Everything You Know Will Be Obsolete in Five Years
One of the peculiarities of software development is how rapidly knowledge becomes obsolete. Dan Appleman cited a parable from Lewis Carroll's Through the Looking Glass which illustrates this wonderfully:
'Now! Now!' cried the Queen. 'Faster! Faster!' And they went so fast that at last they seemed to skim through the air, hardly touching the ground with their feet, till suddenly, just as Alice was getting quite exhausted, they stopped, and she found herself sitting on the ground, breathless and giddy.
The Queen propped her up against a tree, and said kindly, 'You may rest a little now.'
Alice looked round her in great surprise. 'Why, I do believe we've been under this tree the whole time! Everything's just as it was!'

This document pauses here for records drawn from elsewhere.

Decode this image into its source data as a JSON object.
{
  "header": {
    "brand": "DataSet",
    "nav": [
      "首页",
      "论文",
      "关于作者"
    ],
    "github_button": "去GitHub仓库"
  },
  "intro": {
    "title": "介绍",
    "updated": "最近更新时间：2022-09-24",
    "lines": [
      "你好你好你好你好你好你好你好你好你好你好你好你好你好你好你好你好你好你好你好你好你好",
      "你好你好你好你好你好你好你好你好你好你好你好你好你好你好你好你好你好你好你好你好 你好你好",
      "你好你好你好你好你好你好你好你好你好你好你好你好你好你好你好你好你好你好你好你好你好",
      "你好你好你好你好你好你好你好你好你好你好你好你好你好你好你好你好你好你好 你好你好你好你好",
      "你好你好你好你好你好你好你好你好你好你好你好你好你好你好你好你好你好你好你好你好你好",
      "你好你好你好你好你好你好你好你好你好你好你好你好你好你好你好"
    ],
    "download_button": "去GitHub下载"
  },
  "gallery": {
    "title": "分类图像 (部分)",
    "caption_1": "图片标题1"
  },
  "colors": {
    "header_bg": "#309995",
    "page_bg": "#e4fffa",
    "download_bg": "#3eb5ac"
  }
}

'Of course it is,' said the Queen, 'what would you have it?'
'Well, in our country,' said Alice, still panting a little, 'you'd generally get to somewhere else -- if you ran very fast for a long time, as we've been doing.'

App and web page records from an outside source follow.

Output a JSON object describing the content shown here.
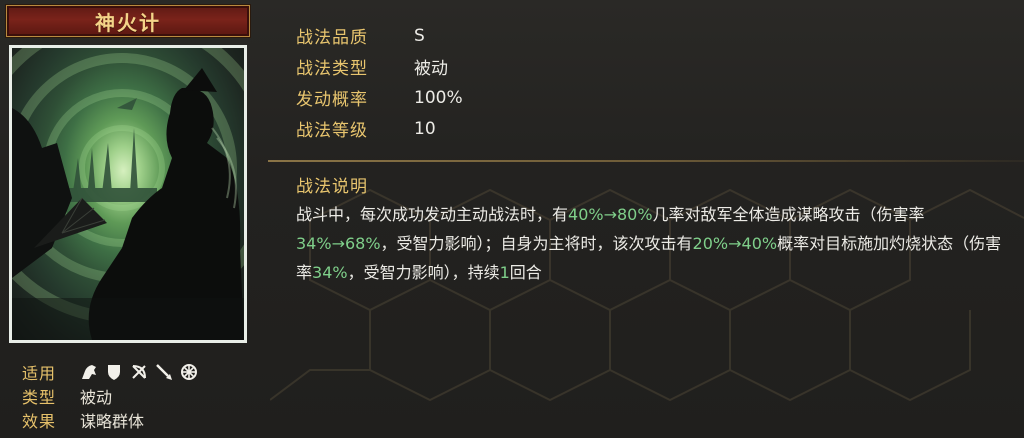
{
  "skill": {
    "name": "神火计"
  },
  "meta": {
    "applicable_label": "适用",
    "applicable_icons": [
      "cavalry-icon",
      "shield-icon",
      "bow-icon",
      "spear-icon",
      "wheel-icon"
    ],
    "type_label": "类型",
    "type_value": "被动",
    "effect_label": "效果",
    "effect_value": "谋略群体"
  },
  "stats": [
    {
      "label": "战法品质",
      "value": "S"
    },
    {
      "label": "战法类型",
      "value": "被动"
    },
    {
      "label": "发动概率",
      "value": "100%"
    },
    {
      "label": "战法等级",
      "value": "10"
    }
  ],
  "description": {
    "title": "战法说明",
    "segments": [
      {
        "text": "战斗中，每次成功发动主动战法时，有",
        "hl": false
      },
      {
        "text": "40%→80%",
        "hl": true
      },
      {
        "text": "几率对敌军全体造成谋略攻击（伤害率",
        "hl": false
      },
      {
        "text": "34%→68%",
        "hl": true
      },
      {
        "text": "，受智力影响）；自身为主将时，该次攻击有",
        "hl": false
      },
      {
        "text": "20%→40%",
        "hl": true
      },
      {
        "text": "概率对目标施加灼烧状态（伤害率",
        "hl": false
      },
      {
        "text": "34%",
        "hl": true
      },
      {
        "text": "，受智力影响），持续",
        "hl": false
      },
      {
        "text": "1",
        "hl": true
      },
      {
        "text": "回合",
        "hl": false
      }
    ]
  },
  "colors": {
    "label_gold": "#e8c56e",
    "highlight_green": "#7fcf8a",
    "title_plate_red": "#7a231a"
  }
}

'A slow sort of country!' said the Queen. `Now, here, you see, it takes all the running you can do, to keep in the same place.
If you want to get somewhere else, you must run at least twice as fast as that!'
I am all for learning new technology, but immersing yourself in new technologies is merely running as fast as you can to stay in the same place. To get somewhere else, you must run twice as fast. That means studying the topics that won't be obsolete in five years: human factors and design. And that's exactly what my recommended reading list is about. If you haven't read the top 5 books on that list, ask yourself-- am I too busy running as fast as I can?